ACTIVITY
Exact copies of all the records below should be returned.

[Stored items from a collection]
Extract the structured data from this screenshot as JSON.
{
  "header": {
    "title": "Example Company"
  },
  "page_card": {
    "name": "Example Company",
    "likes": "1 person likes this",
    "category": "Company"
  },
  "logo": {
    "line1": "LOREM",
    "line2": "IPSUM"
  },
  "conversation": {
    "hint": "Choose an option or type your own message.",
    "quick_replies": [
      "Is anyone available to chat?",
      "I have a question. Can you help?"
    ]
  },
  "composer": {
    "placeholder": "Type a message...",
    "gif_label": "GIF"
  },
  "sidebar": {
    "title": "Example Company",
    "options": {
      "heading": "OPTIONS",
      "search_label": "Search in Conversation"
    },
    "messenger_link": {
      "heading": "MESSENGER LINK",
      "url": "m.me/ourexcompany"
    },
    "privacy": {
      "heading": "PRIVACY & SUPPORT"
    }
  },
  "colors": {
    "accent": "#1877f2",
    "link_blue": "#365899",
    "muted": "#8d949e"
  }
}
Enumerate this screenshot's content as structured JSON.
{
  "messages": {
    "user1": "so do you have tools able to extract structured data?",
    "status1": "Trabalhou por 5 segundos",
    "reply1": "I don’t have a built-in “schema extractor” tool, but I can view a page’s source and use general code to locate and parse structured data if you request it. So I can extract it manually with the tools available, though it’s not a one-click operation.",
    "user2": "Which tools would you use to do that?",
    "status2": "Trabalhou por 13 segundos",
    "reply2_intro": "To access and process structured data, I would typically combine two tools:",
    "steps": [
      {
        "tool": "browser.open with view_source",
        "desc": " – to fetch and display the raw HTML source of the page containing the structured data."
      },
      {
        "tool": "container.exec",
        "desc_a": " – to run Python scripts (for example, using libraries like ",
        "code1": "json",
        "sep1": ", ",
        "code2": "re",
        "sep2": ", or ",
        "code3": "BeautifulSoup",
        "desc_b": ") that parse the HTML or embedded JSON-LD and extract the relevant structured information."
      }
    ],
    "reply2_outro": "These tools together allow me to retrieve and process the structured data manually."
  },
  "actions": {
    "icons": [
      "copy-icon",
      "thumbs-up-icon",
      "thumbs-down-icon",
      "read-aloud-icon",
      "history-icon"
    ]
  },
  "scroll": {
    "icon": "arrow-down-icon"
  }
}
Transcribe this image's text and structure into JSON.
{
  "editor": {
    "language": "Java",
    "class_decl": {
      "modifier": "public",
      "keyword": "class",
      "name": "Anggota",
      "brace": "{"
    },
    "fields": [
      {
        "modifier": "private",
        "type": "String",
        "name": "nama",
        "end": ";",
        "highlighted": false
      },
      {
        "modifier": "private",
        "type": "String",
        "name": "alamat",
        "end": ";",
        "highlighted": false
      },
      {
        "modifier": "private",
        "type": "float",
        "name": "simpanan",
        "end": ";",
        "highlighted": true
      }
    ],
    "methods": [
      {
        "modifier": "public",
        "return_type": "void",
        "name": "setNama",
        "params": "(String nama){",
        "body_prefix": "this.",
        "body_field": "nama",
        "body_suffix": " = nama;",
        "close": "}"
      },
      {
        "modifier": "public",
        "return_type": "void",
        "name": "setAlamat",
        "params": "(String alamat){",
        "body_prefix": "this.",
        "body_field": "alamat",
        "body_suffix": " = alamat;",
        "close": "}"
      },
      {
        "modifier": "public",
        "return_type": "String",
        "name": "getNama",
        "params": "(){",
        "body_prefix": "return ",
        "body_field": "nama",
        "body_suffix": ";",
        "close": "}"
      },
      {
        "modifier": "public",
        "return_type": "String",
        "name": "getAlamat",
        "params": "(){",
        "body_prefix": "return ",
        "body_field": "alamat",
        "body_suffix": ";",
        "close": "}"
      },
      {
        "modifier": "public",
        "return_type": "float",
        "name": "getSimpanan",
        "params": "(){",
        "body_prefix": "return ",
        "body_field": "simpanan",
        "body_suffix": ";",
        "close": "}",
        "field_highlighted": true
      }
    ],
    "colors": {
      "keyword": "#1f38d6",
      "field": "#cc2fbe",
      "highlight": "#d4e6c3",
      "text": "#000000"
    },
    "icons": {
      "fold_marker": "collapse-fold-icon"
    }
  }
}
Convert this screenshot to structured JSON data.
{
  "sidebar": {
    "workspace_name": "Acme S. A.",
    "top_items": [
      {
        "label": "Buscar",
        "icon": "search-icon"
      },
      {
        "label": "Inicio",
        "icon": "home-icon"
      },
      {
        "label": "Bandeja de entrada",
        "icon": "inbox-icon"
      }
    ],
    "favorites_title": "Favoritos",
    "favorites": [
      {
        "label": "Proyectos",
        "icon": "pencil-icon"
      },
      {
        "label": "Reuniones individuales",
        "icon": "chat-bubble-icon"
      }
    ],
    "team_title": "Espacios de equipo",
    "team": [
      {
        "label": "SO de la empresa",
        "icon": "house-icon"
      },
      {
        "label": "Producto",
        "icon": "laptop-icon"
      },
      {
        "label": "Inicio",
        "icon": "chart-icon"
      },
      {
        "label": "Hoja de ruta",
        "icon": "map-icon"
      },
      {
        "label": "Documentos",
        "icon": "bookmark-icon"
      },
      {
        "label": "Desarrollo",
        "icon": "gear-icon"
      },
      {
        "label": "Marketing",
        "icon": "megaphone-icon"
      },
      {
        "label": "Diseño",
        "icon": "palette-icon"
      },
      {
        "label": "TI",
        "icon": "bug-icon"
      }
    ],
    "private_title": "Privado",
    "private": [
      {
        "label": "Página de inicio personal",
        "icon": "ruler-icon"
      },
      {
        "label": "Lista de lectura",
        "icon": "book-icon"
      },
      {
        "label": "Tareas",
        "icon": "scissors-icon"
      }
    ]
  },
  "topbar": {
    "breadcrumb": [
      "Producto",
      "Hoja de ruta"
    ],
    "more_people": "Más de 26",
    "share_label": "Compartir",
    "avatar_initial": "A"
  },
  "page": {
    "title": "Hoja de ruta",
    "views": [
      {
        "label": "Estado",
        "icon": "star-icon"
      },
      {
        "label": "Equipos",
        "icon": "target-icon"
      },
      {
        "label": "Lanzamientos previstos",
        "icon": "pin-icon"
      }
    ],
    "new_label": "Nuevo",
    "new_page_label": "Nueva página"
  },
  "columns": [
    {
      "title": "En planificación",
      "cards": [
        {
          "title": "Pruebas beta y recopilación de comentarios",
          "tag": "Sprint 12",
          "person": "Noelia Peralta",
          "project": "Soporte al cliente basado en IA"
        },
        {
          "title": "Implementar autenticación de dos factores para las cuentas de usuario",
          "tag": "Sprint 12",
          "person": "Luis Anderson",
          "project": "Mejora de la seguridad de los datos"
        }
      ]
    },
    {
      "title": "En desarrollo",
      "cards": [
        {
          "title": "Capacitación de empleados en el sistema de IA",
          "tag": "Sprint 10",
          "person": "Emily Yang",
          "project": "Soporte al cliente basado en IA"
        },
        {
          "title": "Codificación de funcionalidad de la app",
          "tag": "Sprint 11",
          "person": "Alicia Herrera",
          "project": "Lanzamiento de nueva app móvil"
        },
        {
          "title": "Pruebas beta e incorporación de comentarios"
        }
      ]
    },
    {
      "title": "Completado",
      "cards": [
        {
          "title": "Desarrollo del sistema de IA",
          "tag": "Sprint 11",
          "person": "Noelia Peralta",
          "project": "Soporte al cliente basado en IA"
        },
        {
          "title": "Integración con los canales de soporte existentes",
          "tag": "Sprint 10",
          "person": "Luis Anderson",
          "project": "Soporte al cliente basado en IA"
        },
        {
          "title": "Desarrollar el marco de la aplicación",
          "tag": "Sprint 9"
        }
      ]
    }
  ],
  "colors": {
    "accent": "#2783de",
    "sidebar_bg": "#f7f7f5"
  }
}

TASK ANSWER
Extract the structured data from this screenshot as JSON.
{
  "header": {
    "title": "Example Company"
  },
  "page_card": {
    "name": "Example Company",
    "likes": "1 person likes this",
    "category": "Company"
  },
  "logo": {
    "line1": "LOREM",
    "line2": "IPSUM"
  },
  "conversation": {
    "hint": "Choose an option or type your own message.",
    "quick_replies": [
      "Is anyone available to chat?",
      "I have a question. Can you help?"
    ]
  },
  "composer": {
    "placeholder": "Type a message...",
    "gif_label": "GIF"
  },
  "sidebar": {
    "title": "Example Company",
    "options": {
      "heading": "OPTIONS",
      "search_label": "Search in Conversation"
    },
    "messenger_link": {
      "heading": "MESSENGER LINK",
      "url": "m.me/ourexcompany"
    },
    "privacy": {
      "heading": "PRIVACY & SUPPORT"
    }
  },
  "colors": {
    "accent": "#1877f2",
    "link_blue": "#365899",
    "muted": "#8d949e"
  }
}
Enumerate this screenshot's content as structured JSON.
{
  "messages": {
    "user1": "so do you have tools able to extract structured data?",
    "status1": "Trabalhou por 5 segundos",
    "reply1": "I don’t have a built-in “schema extractor” tool, but I can view a page’s source and use general code to locate and parse structured data if you request it. So I can extract it manually with the tools available, though it’s not a one-click operation.",
    "user2": "Which tools would you use to do that?",
    "status2": "Trabalhou por 13 segundos",
    "reply2_intro": "To access and process structured data, I would typically combine two tools:",
    "steps": [
      {
        "tool": "browser.open with view_source",
        "desc": " – to fetch and display the raw HTML source of the page containing the structured data."
      },
      {
        "tool": "container.exec",
        "desc_a": " – to run Python scripts (for example, using libraries like ",
        "code1": "json",
        "sep1": ", ",
        "code2": "re",
        "sep2": ", or ",
        "code3": "BeautifulSoup",
        "desc_b": ") that parse the HTML or embedded JSON-LD and extract the relevant structured information."
      }
    ],
    "reply2_outro": "These tools together allow me to retrieve and process the structured data manually."
  },
  "actions": {
    "icons": [
      "copy-icon",
      "thumbs-up-icon",
      "thumbs-down-icon",
      "read-aloud-icon",
      "history-icon"
    ]
  },
  "scroll": {
    "icon": "arrow-down-icon"
  }
}
Transcribe this image's text and structure into JSON.
{
  "editor": {
    "language": "Java",
    "class_decl": {
      "modifier": "public",
      "keyword": "class",
      "name": "Anggota",
      "brace": "{"
    },
    "fields": [
      {
        "modifier": "private",
        "type": "String",
        "name": "nama",
        "end": ";",
        "highlighted": false
      },
      {
        "modifier": "private",
        "type": "String",
        "name": "alamat",
        "end": ";",
        "highlighted": false
      },
      {
        "modifier": "private",
        "type": "float",
        "name": "simpanan",
        "end": ";",
        "highlighted": true
      }
    ],
    "methods": [
      {
        "modifier": "public",
        "return_type": "void",
        "name": "setNama",
        "params": "(String nama){",
        "body_prefix": "this.",
        "body_field": "nama",
        "body_suffix": " = nama;",
        "close": "}"
      },
      {
        "modifier": "public",
        "return_type": "void",
        "name": "setAlamat",
        "params": "(String alamat){",
        "body_prefix": "this.",
        "body_field": "alamat",
        "body_suffix": " = alamat;",
        "close": "}"
      },
      {
        "modifier": "public",
        "return_type": "String",
        "name": "getNama",
        "params": "(){",
        "body_prefix": "return ",
        "body_field": "nama",
        "body_suffix": ";",
        "close": "}"
      },
      {
        "modifier": "public",
        "return_type": "String",
        "name": "getAlamat",
        "params": "(){",
        "body_prefix": "return ",
        "body_field": "alamat",
        "body_suffix": ";",
        "close": "}"
      },
      {
        "modifier": "public",
        "return_type": "float",
        "name": "getSimpanan",
        "params": "(){",
        "body_prefix": "return ",
        "body_field": "simpanan",
        "body_suffix": ";",
        "close": "}",
        "field_highlighted": true
      }
    ],
    "colors": {
      "keyword": "#1f38d6",
      "field": "#cc2fbe",
      "highlight": "#d4e6c3",
      "text": "#000000"
    },
    "icons": {
      "fold_marker": "collapse-fold-icon"
    }
  }
}
Convert this screenshot to structured JSON data.
{
  "sidebar": {
    "workspace_name": "Acme S. A.",
    "top_items": [
      {
        "label": "Buscar",
        "icon": "search-icon"
      },
      {
        "label": "Inicio",
        "icon": "home-icon"
      },
      {
        "label": "Bandeja de entrada",
        "icon": "inbox-icon"
      }
    ],
    "favorites_title": "Favoritos",
    "favorites": [
      {
        "label": "Proyectos",
        "icon": "pencil-icon"
      },
      {
        "label": "Reuniones individuales",
        "icon": "chat-bubble-icon"
      }
    ],
    "team_title": "Espacios de equipo",
    "team": [
      {
        "label": "SO de la empresa",
        "icon": "house-icon"
      },
      {
        "label": "Producto",
        "icon": "laptop-icon"
      },
      {
        "label": "Inicio",
        "icon": "chart-icon"
      },
      {
        "label": "Hoja de ruta",
        "icon": "map-icon"
      },
      {
        "label": "Documentos",
        "icon": "bookmark-icon"
      },
      {
        "label": "Desarrollo",
        "icon": "gear-icon"
      },
      {
        "label": "Marketing",
        "icon": "megaphone-icon"
      },
      {
        "label": "Diseño",
        "icon": "palette-icon"
      },
      {
        "label": "TI",
        "icon": "bug-icon"
      }
    ],
    "private_title": "Privado",
    "private": [
      {
        "label": "Página de inicio personal",
        "icon": "ruler-icon"
      },
      {
        "label": "Lista de lectura",
        "icon": "book-icon"
      },
      {
        "label": "Tareas",
        "icon": "scissors-icon"
      }
    ]
  },
  "topbar": {
    "breadcrumb": [
      "Producto",
      "Hoja de ruta"
    ],
    "more_people": "Más de 26",
    "share_label": "Compartir",
    "avatar_initial": "A"
  },
  "page": {
    "title": "Hoja de ruta",
    "views": [
      {
        "label": "Estado",
        "icon": "star-icon"
      },
      {
        "label": "Equipos",
        "icon": "target-icon"
      },
      {
        "label": "Lanzamientos previstos",
        "icon": "pin-icon"
      }
    ],
    "new_label": "Nuevo",
    "new_page_label": "Nueva página"
  },
  "columns": [
    {
      "title": "En planificación",
      "cards": [
        {
          "title": "Pruebas beta y recopilación de comentarios",
          "tag": "Sprint 12",
          "person": "Noelia Peralta",
          "project": "Soporte al cliente basado en IA"
        },
        {
          "title": "Implementar autenticación de dos factores para las cuentas de usuario",
          "tag": "Sprint 12",
          "person": "Luis Anderson",
          "project": "Mejora de la seguridad de los datos"
        }
      ]
    },
    {
      "title": "En desarrollo",
      "cards": [
        {
          "title": "Capacitación de empleados en el sistema de IA",
          "tag": "Sprint 10",
          "person": "Emily Yang",
          "project": "Soporte al cliente basado en IA"
        },
        {
          "title": "Codificación de funcionalidad de la app",
          "tag": "Sprint 11",
          "person": "Alicia Herrera",
          "project": "Lanzamiento de nueva app móvil"
        },
        {
          "title": "Pruebas beta e incorporación de comentarios"
        }
      ]
    },
    {
      "title": "Completado",
      "cards": [
        {
          "title": "Desarrollo del sistema de IA",
          "tag": "Sprint 11",
          "person": "Noelia Peralta",
          "project": "Soporte al cliente basado en IA"
        },
        {
          "title": "Integración con los canales de soporte existentes",
          "tag": "Sprint 10",
          "person": "Luis Anderson",
          "project": "Soporte al cliente basado en IA"
        },
        {
          "title": "Desarrollar el marco de la aplicación",
          "tag": "Sprint 9"
        }
      ]
    }
  ],
  "colors": {
    "accent": "#2783de",
    "sidebar_bg": "#f7f7f5"
  }
}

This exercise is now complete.